Here are the new amounts below - 

National Living Wage (23+)          £8.72     £8.91 - 2.2% increase

21-22 Year Old Rate        £8.20     £8.36 - 2.0% increase

18-20 Year Old Rate        £6.45     £6.56 - 1.7% increase

16-17 Year Old Rate        £4.55     £4.62 - 1.5% increase

Apprentice Rate               £4.15     £4.30 - 3.6% increase

Accommodation Offset     £8.20     £8.36 - 2.0 increase

 

Voluntary living wage rates for 2020/21 announced

The Living Wage Foundation has announced the new rates for the Voluntary Living Wage, which organisations signed up to the Foundation will need to implement by May of next year. 

The new rate for those in London is £10.85 per hour. 

The new rate for those in the rest of the UK is £9.50 per hour. 

Sleep ins and NMW - Supreme Court heard appeal
In 2018, the Court of Appeal had decided that there is no entitlement to NMW for time spent asleep during a care worker's sleep in shift.

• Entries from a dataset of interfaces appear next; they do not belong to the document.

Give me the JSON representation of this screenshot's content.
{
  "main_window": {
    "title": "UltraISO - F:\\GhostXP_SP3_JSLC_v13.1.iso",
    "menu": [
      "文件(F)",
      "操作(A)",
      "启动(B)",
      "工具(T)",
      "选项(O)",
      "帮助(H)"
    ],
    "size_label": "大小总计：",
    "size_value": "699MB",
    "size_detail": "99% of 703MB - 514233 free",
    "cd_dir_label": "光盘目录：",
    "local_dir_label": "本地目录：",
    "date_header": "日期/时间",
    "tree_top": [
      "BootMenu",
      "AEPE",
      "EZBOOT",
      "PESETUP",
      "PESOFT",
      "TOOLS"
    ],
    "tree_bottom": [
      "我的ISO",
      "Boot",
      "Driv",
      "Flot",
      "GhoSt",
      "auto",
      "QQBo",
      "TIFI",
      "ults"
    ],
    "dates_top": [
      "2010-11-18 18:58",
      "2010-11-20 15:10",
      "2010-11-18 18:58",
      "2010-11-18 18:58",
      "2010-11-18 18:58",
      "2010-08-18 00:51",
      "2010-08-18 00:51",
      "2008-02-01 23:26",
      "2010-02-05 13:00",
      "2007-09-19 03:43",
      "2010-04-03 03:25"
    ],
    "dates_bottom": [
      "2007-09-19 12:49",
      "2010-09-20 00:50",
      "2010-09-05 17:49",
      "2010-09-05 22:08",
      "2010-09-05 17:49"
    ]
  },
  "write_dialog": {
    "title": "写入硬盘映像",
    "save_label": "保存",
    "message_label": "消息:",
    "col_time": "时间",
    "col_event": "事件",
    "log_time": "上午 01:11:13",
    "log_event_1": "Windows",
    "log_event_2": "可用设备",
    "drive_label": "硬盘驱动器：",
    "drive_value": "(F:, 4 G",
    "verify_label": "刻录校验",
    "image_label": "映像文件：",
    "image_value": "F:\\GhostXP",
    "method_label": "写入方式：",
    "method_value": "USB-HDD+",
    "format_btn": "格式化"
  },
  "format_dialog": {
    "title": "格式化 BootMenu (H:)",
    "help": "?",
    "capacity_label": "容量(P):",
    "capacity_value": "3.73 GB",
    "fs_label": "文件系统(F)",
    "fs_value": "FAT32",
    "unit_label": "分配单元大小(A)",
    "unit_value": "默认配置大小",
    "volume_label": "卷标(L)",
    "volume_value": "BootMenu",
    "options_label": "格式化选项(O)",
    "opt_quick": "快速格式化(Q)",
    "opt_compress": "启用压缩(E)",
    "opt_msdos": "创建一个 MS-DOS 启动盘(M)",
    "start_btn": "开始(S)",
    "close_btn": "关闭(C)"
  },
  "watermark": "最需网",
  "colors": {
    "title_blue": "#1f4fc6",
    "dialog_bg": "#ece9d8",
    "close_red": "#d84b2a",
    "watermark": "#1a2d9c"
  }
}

In making this ruling, the Court declared that previous binding case law which decided, for example, that NMW applied to sleeping hours in the situation where a worker would be disciplined if they left the workplace, was wrong. Read our case report on Royal Mencap Society v Tomlinson-Blake.
 
The Supreme Court  granted permission to appeal this decision, and a hearing took place in January. This continues the ongoing uncertainty regarding pay for sleep-ins, with many organisations eager for the courts to reach a final decision in order to pay staff lawfully. The ruling is still awaited, with the delay likely attributed to the 2020 coronavirus pandemic.